It depends upon where you are. In fixed establishments in the US, military basea and the like, ammunition is strictly controlled, or is supposed to be. Some CO’s are lax and other are strict. The closer you get to where the fighting is, the more ammunition is accessible.

James Jones used an actual event in the novel From Here To Eternity. During the attack on Pearl Harbor and the nearby Army base, the Ordnance Sgt. in charge of the gun room-magazine refused to give guys ammunition without a writter order from the command, which was SOP up until the attack.

Carrying guns was discouraged, really discouraged, in the squadron I was in so there were practically no guns or ammunition in the squadron area. I only knew of one guy who carried a gun on missions but there might have been others.

Ammo (and everything else from uniforms to TP) is usually issued according to a pre-defined “scale of issue”, which is usually dependant on what type of unit it is and what it is supposed to be doing. In actual combat, this can be adjusted on the fly as required, presuming only that the munitions are actually available to be issued, which depends a great deal on how much slack has been built into the supply system.

Ammunition is not a “supply” type issue. Supply items go through company supply sergeants and battalion S4. Ammunition is an operations item and is dealt with through company executive officers and battalion S-3.
In garrison, there is a certain amount of ammunition allocated for certain training activities. If a company is going to go out to qualify with their rifles, there is a certain number of rounds they are allowed to request. If they need more for some reason (like people are shooting really shitty), they can request more with through email and phone calls. The unit is limited to the types of ammunition allocated for that training event though.
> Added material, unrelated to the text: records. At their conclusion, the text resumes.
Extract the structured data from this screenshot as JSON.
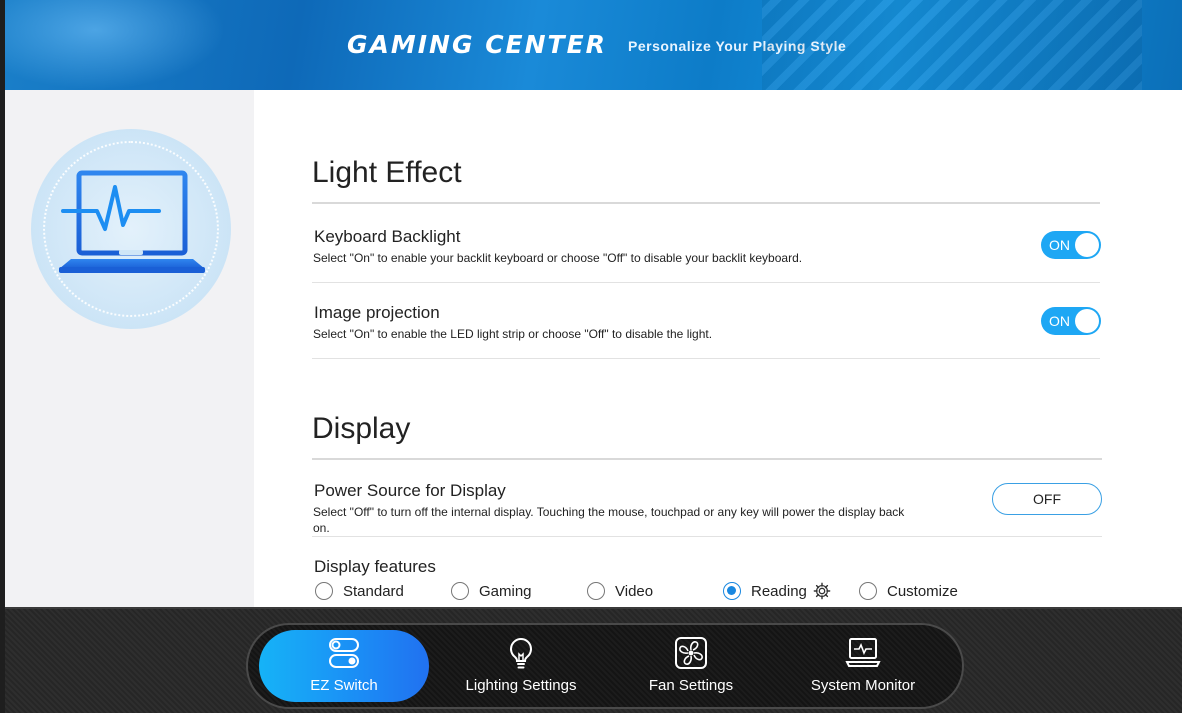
{
  "header": {
    "brand": "GAMING CENTER",
    "tagline": "Personalize Your Playing Style"
  },
  "sidepanel": {
    "hero_icon": "laptop-pulse-icon"
  },
  "light_effect": {
    "title": "Light Effect",
    "keyboard_backlight": {
      "title": "Keyboard Backlight",
      "desc": "Select \"On\" to enable your backlit keyboard or choose \"Off\" to disable your backlit keyboard.",
      "state": "ON"
    },
    "image_projection": {
      "title": "Image projection",
      "desc": "Select \"On\" to enable the LED light strip or choose \"Off\" to disable the light.",
      "state": "ON"
    }
  },
  "display": {
    "title": "Display",
    "power_source": {
      "title": "Power Source for Display",
      "desc": "Select \"Off\" to turn off the internal display. Touching the mouse, touchpad or any key will power the display back on.",
      "state": "OFF"
    },
    "features": {
      "title": "Display features",
      "options": [
        "Standard",
        "Gaming",
        "Video",
        "Reading",
        "Customize"
      ],
      "selected": "Reading"
    }
  },
  "dock": {
    "items": [
      {
        "label": "EZ Switch",
        "icon": "toggle-switch-icon",
        "active": true
      },
      {
        "label": "Lighting Settings",
        "icon": "lightbulb-icon",
        "active": false
      },
      {
        "label": "Fan Settings",
        "icon": "fan-icon",
        "active": false
      },
      {
        "label": "System Monitor",
        "icon": "laptop-monitor-icon",
        "active": false
      }
    ]
  },
  "colors": {
    "accent": "#1ea7f4",
    "radio_selected": "#1a88e0",
    "dock_active_start": "#16b3f7",
    "dock_active_end": "#2171f0"
  }
}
They can’t request some TOW missles if they’re out doing hand grenade training, etc.
Ammunition, even 5.56 is pretty strictly controled. You have to turn in all the empty brass and cardboard and everything. It’s even more strict with more explosive and dangerous items. The stuff left over is called “doneage”. There is a certain amount of doneage expected based on how much was issued. For instance, brass. If the weight of the brass is not what is expected for the amount of ammunition issued, then it’s assumed some ammo has been stolen or is missing. More paperwok is required if this happens.
For grenades, all the pins must be accounted for. Missles… all the tubes and end caps and wooden crates and such must be turned back in or there will be an investigation by CID.
In combat, it can still get kinda silly with missles and grenades and claymores. But it depends on the unit. But generally, each unit is allocated certain ammunition and munitions based on their mission, MTOE and METL. (You can use google for help) Resupply is comes regularly and, if needed, the company can request emergency resupply if they’ve exhausted their resources quicker than expected.
There are still practice ranges at FOBs in combat. And soldiers are encouraged to shoot often. There’s always ammo available to whomever needs or wants it-- unit depending, of course.

I am short on time this morning, please excuse my short answer.

The most remarkable thing about supply in wartime is the one-way accountability. Not just ammunition but most stuff seems to be signed for, but then accountability is lost. I still have three helmet, two protective masks and lots of whatnot issued to me for operations and never returned.

Now as for WHY I have that junk, I suppose that is a psychological question.

Operational combat equipment is expendable. But don’t lose a GI blanket.

Is this because you served in peacetime? I know my dad had a gun when he flew in Korea.

No, it was during WWII. Everyone was issued a Colt .45 and many in other squadrons in the group carried them. Our squadron command quite definitely discourage it. At our orientation sessions at the overseas replacement depot we were strongly advised not to carry weapons on missions. You are not going to shoot your way out of Germany with a pistol and quite likely all it would do is get you killed.

Conversely, those going to the Pacific Theater were advised to carry the gun.